But despite the scale of the case against Zhou and his network, his downfall may have little to do with corruption at all. In the end, Zhou Yongkang’s larger crime will have been running afoul of Xi Jinping, who has already established himself as arguably China’s most powerful leader in decades.

In a country without a free press, an independent judiciary, or elections to hold officials accountable, corruption across all levels of government is systematic. Chinese officials are paid meager salaries, yet investigations by Bloomberg and The New York Times over the past two years have revealed just how wealthy government leaders and their families have become. And rather than empower the country’s media and activists to police corruption, Xi Jinping has repressed criticism more than any other Chinese leader in decades.

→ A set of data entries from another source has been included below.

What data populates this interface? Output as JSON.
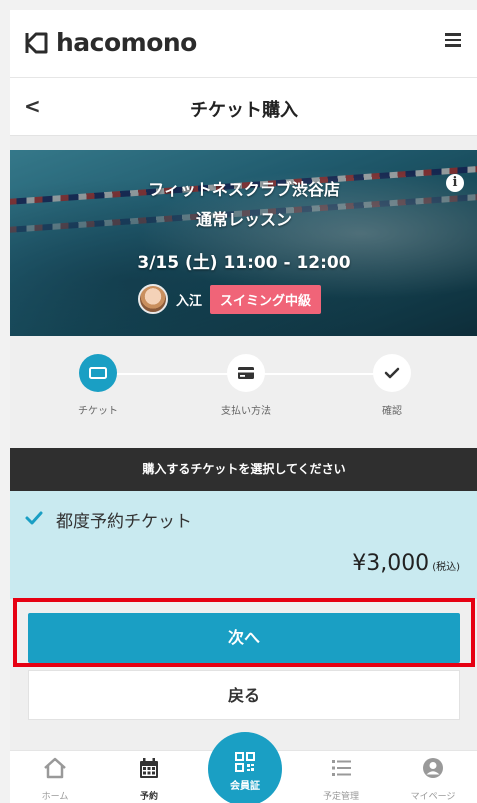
{
  "header": {
    "brand": "hacomono",
    "menu_icon": "hamburger-menu-icon"
  },
  "subheader": {
    "back_icon": "chevron-left-icon",
    "back_glyph": "<",
    "title": "チケット購入"
  },
  "hero": {
    "studio": "フィットネスクラブ渋谷店",
    "lesson": "通常レッスン",
    "schedule": "3/15 (土) 11:00 - 12:00",
    "instructor": "入江",
    "level": "スイミング中級",
    "info_icon": "info-icon"
  },
  "steps": [
    {
      "label": "チケット",
      "icon": "ticket-icon",
      "active": true
    },
    {
      "label": "支払い方法",
      "icon": "credit-card-icon",
      "active": false
    },
    {
      "label": "確認",
      "icon": "check-icon",
      "active": false
    }
  ],
  "prompt": "購入するチケットを選択してください",
  "ticket": {
    "selected": true,
    "name": "都度予約チケット",
    "price": "¥3,000",
    "tax_note": "(税込)"
  },
  "actions": {
    "next": "次へ",
    "back": "戻る"
  },
  "bottom_nav": {
    "items": [
      {
        "label": "ホーム",
        "icon": "home-icon"
      },
      {
        "label": "予約",
        "icon": "calendar-icon",
        "active": true
      },
      {
        "label": "予定管理",
        "icon": "list-icon"
      },
      {
        "label": "マイページ",
        "icon": "user-icon"
      }
    ],
    "member_card": {
      "label": "会員証",
      "icon": "qr-code-icon"
    }
  },
  "colors": {
    "accent": "#1a9fc4",
    "badge": "#f06478",
    "highlight": "#e60012",
    "ticket_bg": "#c9eaf0"
  }
}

Instead, Zhou Yongkang’s problems are almost purely the result of maneuverings within elite Chinese politics. Far from being the unified monolith of popular imagination, the Communist Party consists of powerful factions that compete with one another for important government posts. Xi Jinping, the son of a senior Party official, belongs to the “princeling” faction, while Li Keqiang, China’s premier, is affiliated with officials who got their start in the Communist Youth League. Their accession to China’s top two positions was assured in 2007, when they were introduced as vice president and vice premier during a carefully orchestrated procession. But when the Standing Committee voted to strip Bo Xilai of his position as Chongqing’s party secretary, Zhou reportedly resisted. Soon, rumors began to swirl that Zhou had plotted to upend Xi’s accession to power and install Bo, instead, as president-to-be. In August of last year, one month after Bo Xilai’s conviction, China launched an investigation into the newly retired Zhou. He was last seen in public two months later.

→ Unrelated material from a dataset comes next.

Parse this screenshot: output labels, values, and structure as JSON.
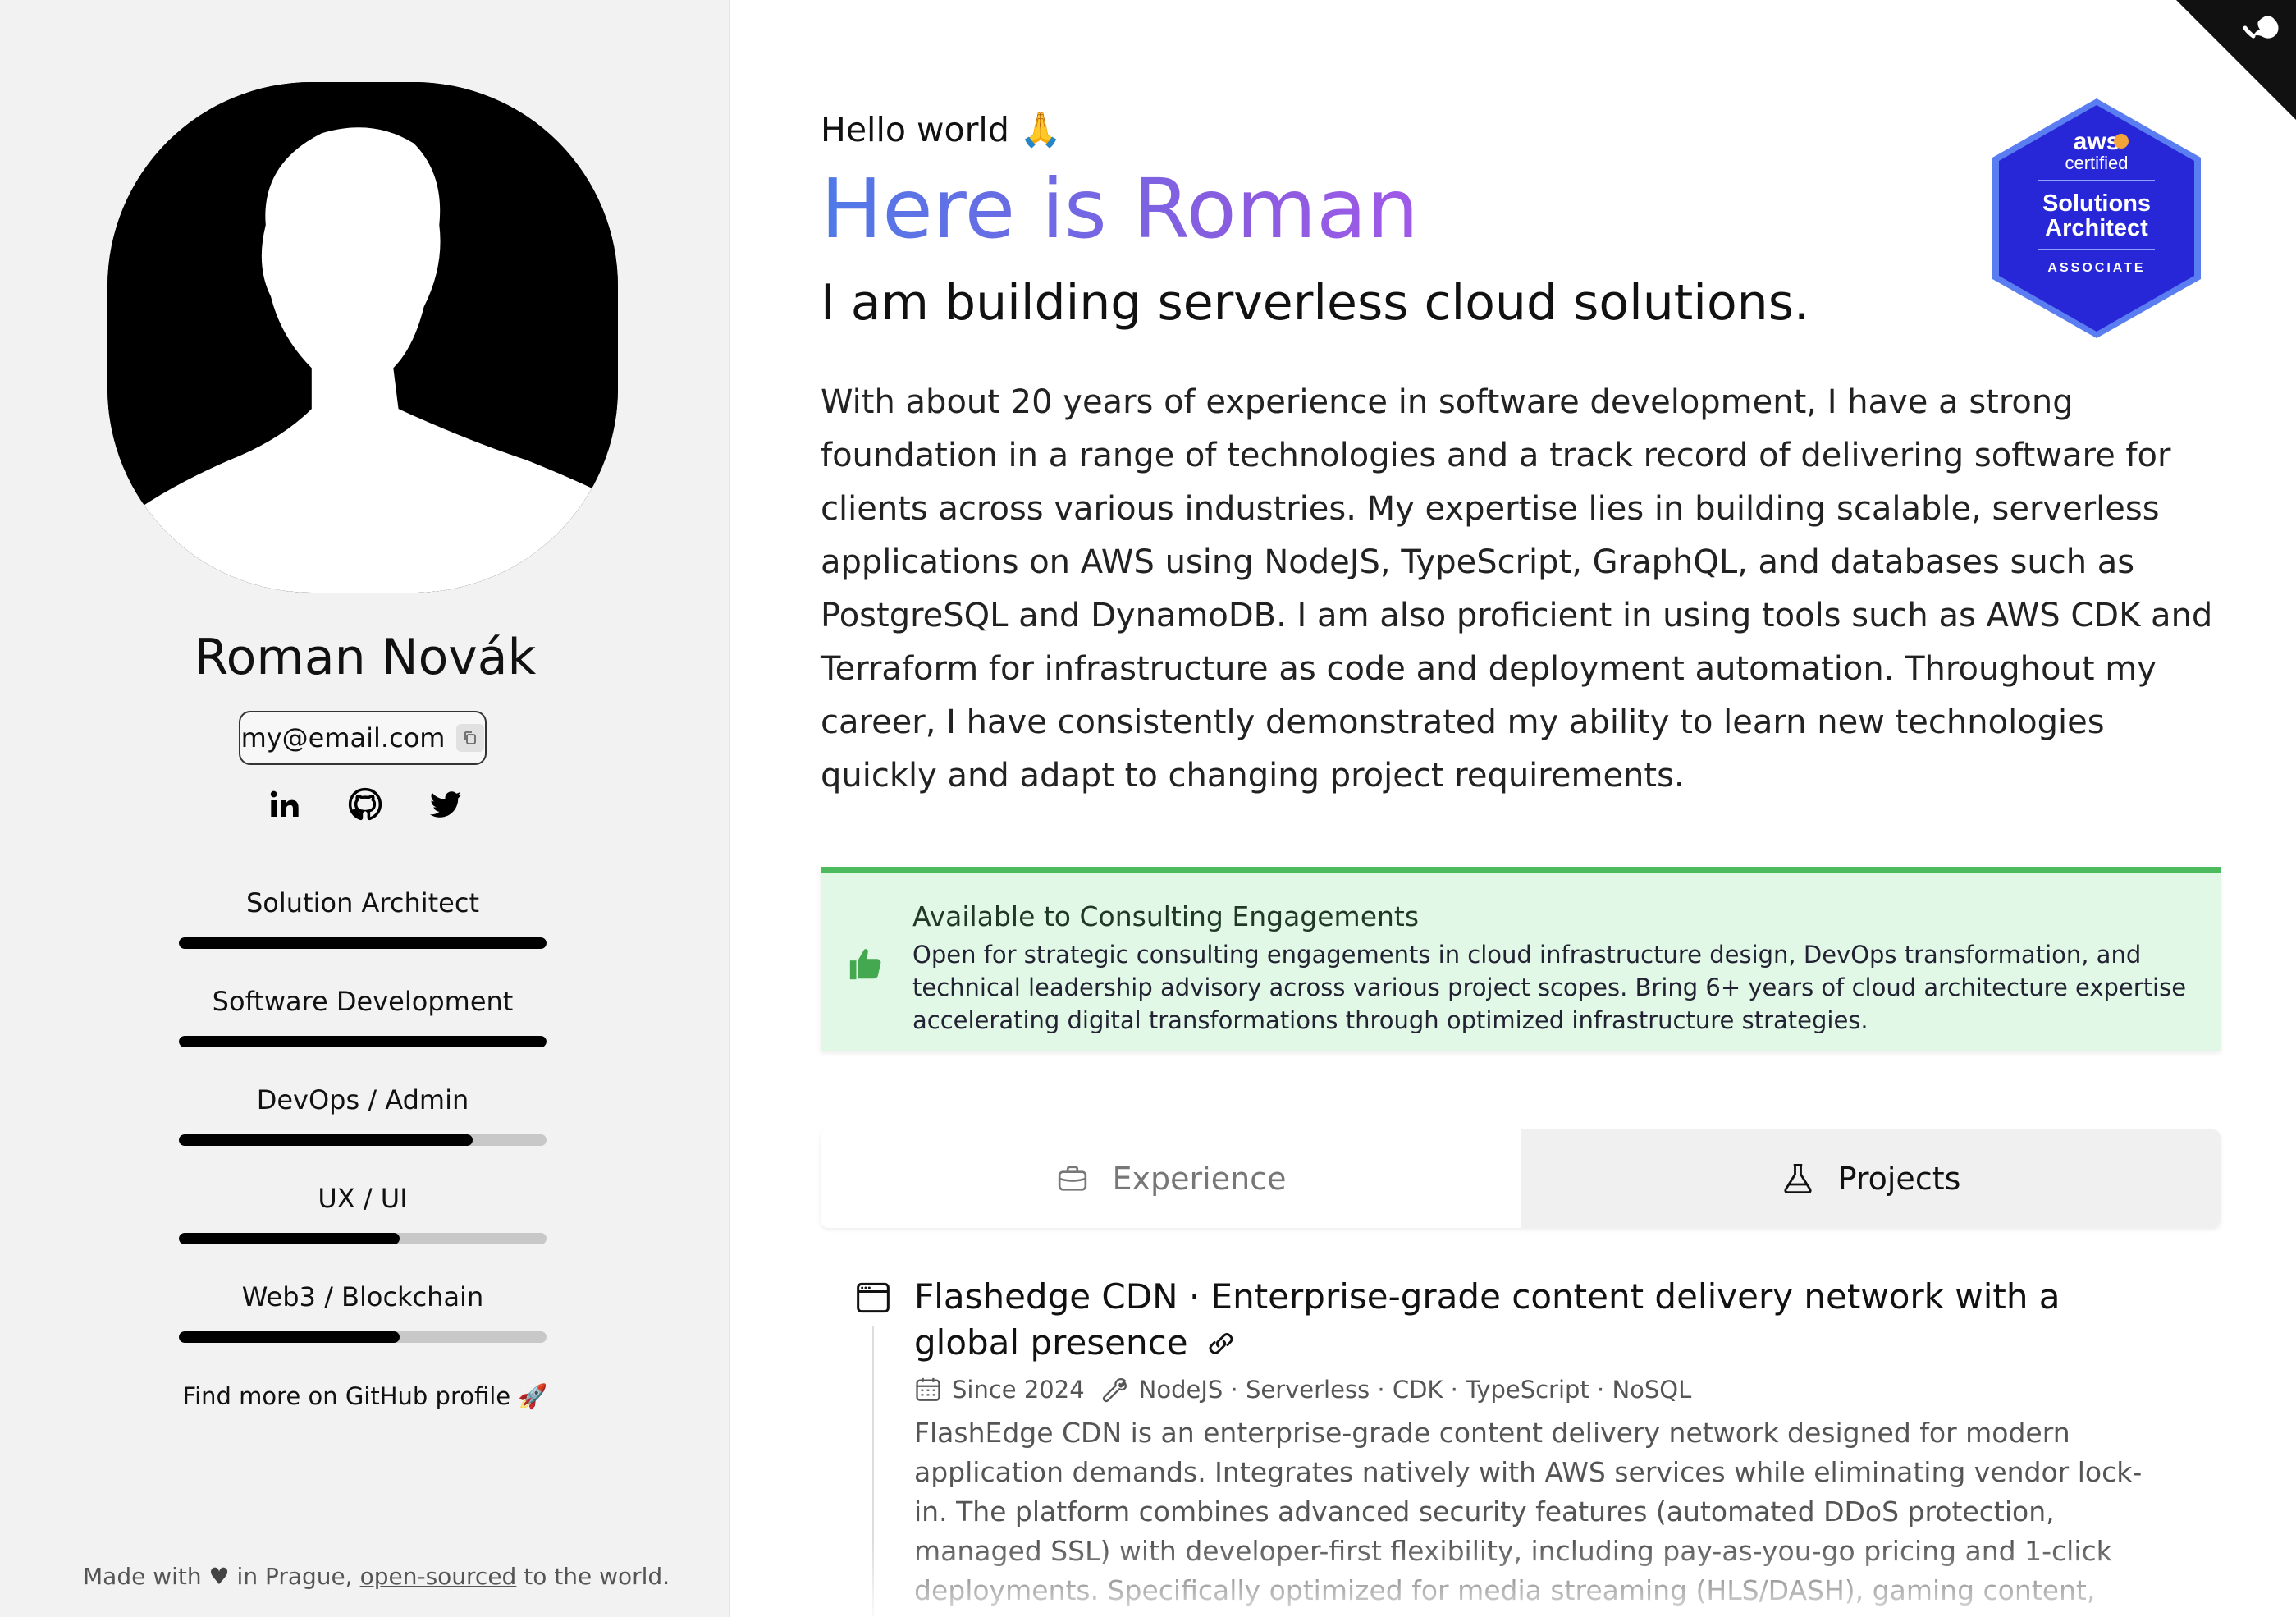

Zhou’s stature—and the amount of assets he and his associates controlled—make his downfall salacious news. But purges of this sort are hardly unusual in China. Xi Jinping’s immediate predecessors, Hu Jintao and Jiang Zemin, each engineered a high-profile sacking of a political rival (Shanghai boss Chen Liangyu and Beijing boss Chen Xitong, respectively). Mao Zedong, too, had high-ranking officials publicly executed in the 1950s.

But if Zhou’s purge doesn’t deviate from the historical norm in China, it does call into question the country’s reputation for political stability, which has in recent years become a central part of China’s “soft power.” Writing in Foreign Affairs in 2012, the venture capitalist Eric X. Li praised the “resilience” of the Communist Party, arguing that the way it selects leaders is, in contrast to Western democracies, largely meritocratic. Untroubled by opposition or the will of the voters, China’s “meritocrats” pushed through a stimulus package in 2008 that spared the country the worst of the global financial crisis. Comparing this approach with American gridlock, Thomas Friedman publicly wished that the United States could be China for a day in the pages of The New York Times.

The Zhou Yongkang takedown does not necessarily mean that the Communist Party is terminally ill or anywhere near collapse. But Xi’s purge does lead to more questions than answers. Is Zhou the last “tiger” in the president’s crosshairs? Or is he simply a prelude to a sustained drive against political enemies, intended to install Xi’s allies in the country’s top political and corporate positions? What, exactly, is the end game?

These concerns abound within China, too. The Financial Times reported that Jiang Zemin, China’s still-influential 87-year-old ex-president, warned Xi to rein in the anti-corruption campaign, for fear of destabilizing Party rule. Whether Xi takes his advice or not, it’s now apparent that the quietly efficient image the Communist Party presents to the world obscures a tumultuous underbelly.